Ellen McLain, the voice behind the murderous artificial intelligence GLaDOS from the Portal series, and her husband, John Patrick Lowrie, who voices The Sni per from the game Team Fortress 2, are nothing if not adorable.
The celebrity of the characters they portray may not be readily apparent for the minority of Americans who don’t play video games. But the games they have worked on have won multiple British Academy Awards (the UK Academy Awards have a video game category), sold out 10,000-seat stadium esports events in under an hour, and raked in hundreds of millions of dollars annually for at least one of their publishers. Ellen and John, and their decade-spanning body of work, are at the epicenter of the video game voice acting universe. During a recent recording session at a dimly lit Seattle studio, the couple gave me a demonstration of how they work.
“Killing you and giving you good advice aren’t mutually exclusive,” Ellen said, quoting her favorite GLaDOS line, in which the evil AI advises the player how to most comfortably die.
Ellen had first shown me GLaDOS in her most basic, emotionless artificial intelligence form, before the “morality-core,” as the game’s story has it, is removed. For that, Ellen’s face had gone blank, arms stiff by her sides, as she robotically intoned “Welcome to Aperture Science.” But when she became evil-revealed GLaDOS, her face turned sinister. Her voice took on a sort of snarky malevolence. For both variations of GLaDOS, Ellen wiped away the dash Nashville, her home town, that still lingered somewhere in the background of her natural speaking voice.
On the other microphone, John, Ellen’s husband of 28 years, wrangled a natural, kingly baritone into the gravelly outback accent of the Team Fortress 2 Sni per. “Boom. Headshot,” he said. A minute later he’d gone full cockney as Dota 2’s monster butcher, Pudge: “Fres h meat! Fresh meat!”
Ellen and John, both 62, are arguably the original voice actor celebrities in a medium that has long been stingy in knighting any of its creative personnel with recognition. Some of the games they are in, like Half-Life 2 and Portal, are canonized in the medium. Portal is also uniq uely distinguished for having the most famous lyric-b ased song in gamedom, “Still Alive,” sung by Ellen herself. Both John and Ellen also portray some of the most popular heroes in Valve’s Dota 2. Ellen voices two characters, and John seven. Dota 2 has some 10 millio n unique players logging in every month.
At the 2013 International, a massive Dota 2 competition with players from all over the world competing for millions of dollars, they sat at a table and sign ed autographs for fans—or at least for as many as they could.
“People were lined up for hours to meet us,” Ellen told me. In fact, there were so many people that by the end of the day, they simply had not been able to get through the entire line.

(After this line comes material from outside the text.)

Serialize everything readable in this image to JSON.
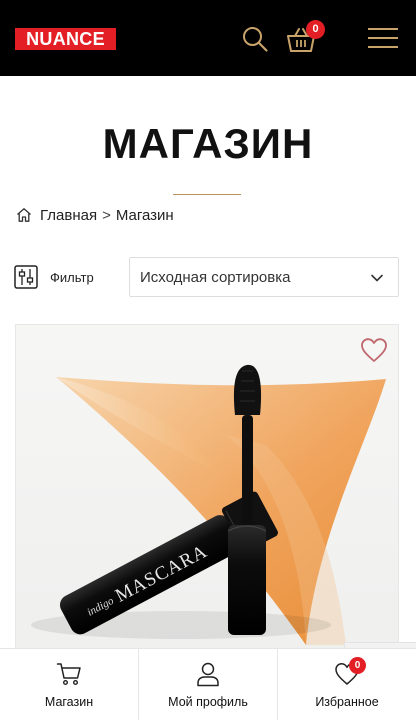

We are angry, frustrated, and in pain because of the violence and murder of Black people by the police because of racism. We are in the fight AGAINST RACISM. George Floyd was murdered, his life stolen. The Adafruit teams have specific actions we’ve done, are doing, and will do together as a company and culture. We are asking the Adafruit community to get involved and share what you are doing. The Adafruit teams will not settle for a hash tag, a Tweet, or an icon change. We will work on real change, and that requires real action and real work together. That is what we will do each day, each month, each year – we will hold ourselves accountable and publish our collective efforts, partnerships, activism, donations, openly and publicly. Our blog and social media platforms will be utilized in actionable ways. Join us and the anti-racist efforts working to end police brutality, reform the criminal justice system, and dismantle the many other forms of systemic racism at work in this country, read more @ adafruit.com/blacklivesmatter
Stop breadboarding and soldering – start making immediately! Adafruit’s Circuit Playground is jam-packed with LEDs, sensors, buttons, alligator clip pads and more. Build projects with Circuit Playground in a few minutes with the drag-and-drop MakeCode programming site, learn computer science using the CS Discoveries class on code.org, jump into CircuitPython to learn Python and hardware together, TinyGO, or even use the Arduino IDE. Circuit Playground Express is the newest and best Circuit Playground board, with support for CircuitPython, MakeCode, and Arduino. It has a powerful processor, 10 NeoPixels, mini speaker, InfraRed receive and transmit, two buttons, a switch, 14 alligator clip pads, and lots of sensors: capacitive touch, IR proximity, temperature, light, motion and sound. A whole wide world of electronics and coding is waiting for you, and it fits in the palm of your hand.